### TASK STATEMENT
The entries below must be retyped exactly. Pictures are to be omitted.

---------- SUPPLIED INFORMATION ----------

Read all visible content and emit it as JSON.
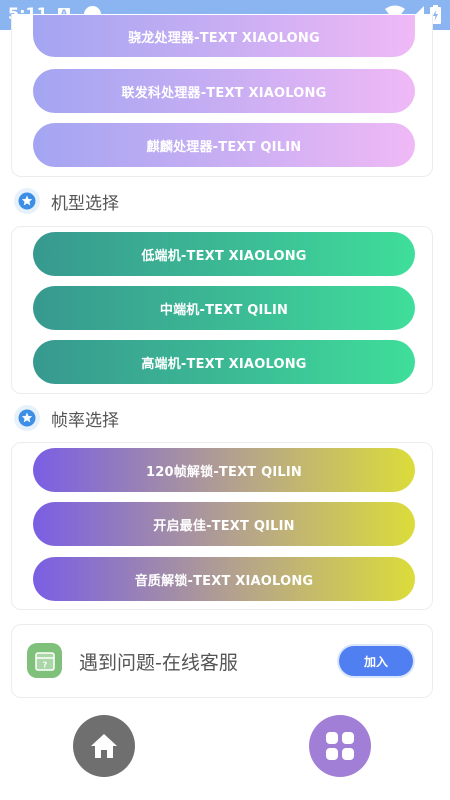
{
  "status_bar": {
    "time": "5:11",
    "notification_letter": "A",
    "icons": [
      "a-notification-icon",
      "circle-notification-icon",
      "wifi-icon",
      "signal-icon",
      "battery-icon"
    ]
  },
  "processor_section": {
    "buttons": [
      {
        "label": "骁龙处理器-TEXT XIAOLONG"
      },
      {
        "label": "联发科处理器-TEXT XIAOLONG"
      },
      {
        "label": "麒麟处理器-TEXT QILIN"
      }
    ]
  },
  "model_section": {
    "title": "机型选择",
    "icon": "star-icon",
    "buttons": [
      {
        "label": "低端机-TEXT XIAOLONG"
      },
      {
        "label": "中端机-TEXT QILIN"
      },
      {
        "label": "高端机-TEXT XIAOLONG"
      }
    ]
  },
  "framerate_section": {
    "title": "帧率选择",
    "icon": "star-icon",
    "buttons": [
      {
        "label": "120帧解锁-TEXT QILIN"
      },
      {
        "label": "开启最佳-TEXT QILIN"
      },
      {
        "label": "音质解锁-TEXT XIAOLONG"
      }
    ]
  },
  "service": {
    "title": "遇到问题-在线客服",
    "icon": "question-box-icon",
    "join_label": "加入"
  },
  "bottom_nav": {
    "items": [
      {
        "icon": "home-icon"
      },
      {
        "icon": "apps-grid-icon"
      }
    ]
  },
  "colors": {
    "status_bar": "#8ab5f0",
    "purple_gradient": [
      "#a3a5f2",
      "#efb9f5"
    ],
    "green_gradient": [
      "#37998f",
      "#3fde9a"
    ],
    "violet_gradient": [
      "#7a5ee4",
      "#dbdc3a"
    ],
    "section_icon": "#3d8fe6",
    "join_button": "#4f7ff0",
    "service_icon": "#7fc07a",
    "home_button": "#6f6f6f",
    "apps_button": "#a27fd6"
  }
}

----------

### OUTPUT FOR THIS EXERCISE
Read all visible content and emit it as JSON.
{
  "status_bar": {
    "time": "5:11",
    "notification_letter": "A",
    "icons": [
      "a-notification-icon",
      "circle-notification-icon",
      "wifi-icon",
      "signal-icon",
      "battery-icon"
    ]
  },
  "processor_section": {
    "buttons": [
      {
        "label": "骁龙处理器-TEXT XIAOLONG"
      },
      {
        "label": "联发科处理器-TEXT XIAOLONG"
      },
      {
        "label": "麒麟处理器-TEXT QILIN"
      }
    ]
  },
  "model_section": {
    "title": "机型选择",
    "icon": "star-icon",
    "buttons": [
      {
        "label": "低端机-TEXT XIAOLONG"
      },
      {
        "label": "中端机-TEXT QILIN"
      },
      {
        "label": "高端机-TEXT XIAOLONG"
      }
    ]
  },
  "framerate_section": {
    "title": "帧率选择",
    "icon": "star-icon",
    "buttons": [
      {
        "label": "120帧解锁-TEXT QILIN"
      },
      {
        "label": "开启最佳-TEXT QILIN"
      },
      {
        "label": "音质解锁-TEXT XIAOLONG"
      }
    ]
  },
  "service": {
    "title": "遇到问题-在线客服",
    "icon": "question-box-icon",
    "join_label": "加入"
  },
  "bottom_nav": {
    "items": [
      {
        "icon": "home-icon"
      },
      {
        "icon": "apps-grid-icon"
      }
    ]
  },
  "colors": {
    "status_bar": "#8ab5f0",
    "purple_gradient": [
      "#a3a5f2",
      "#efb9f5"
    ],
    "green_gradient": [
      "#37998f",
      "#3fde9a"
    ],
    "violet_gradient": [
      "#7a5ee4",
      "#dbdc3a"
    ],
    "section_icon": "#3d8fe6",
    "join_button": "#4f7ff0",
    "service_icon": "#7fc07a",
    "home_button": "#6f6f6f",
    "apps_button": "#a27fd6"
  }
}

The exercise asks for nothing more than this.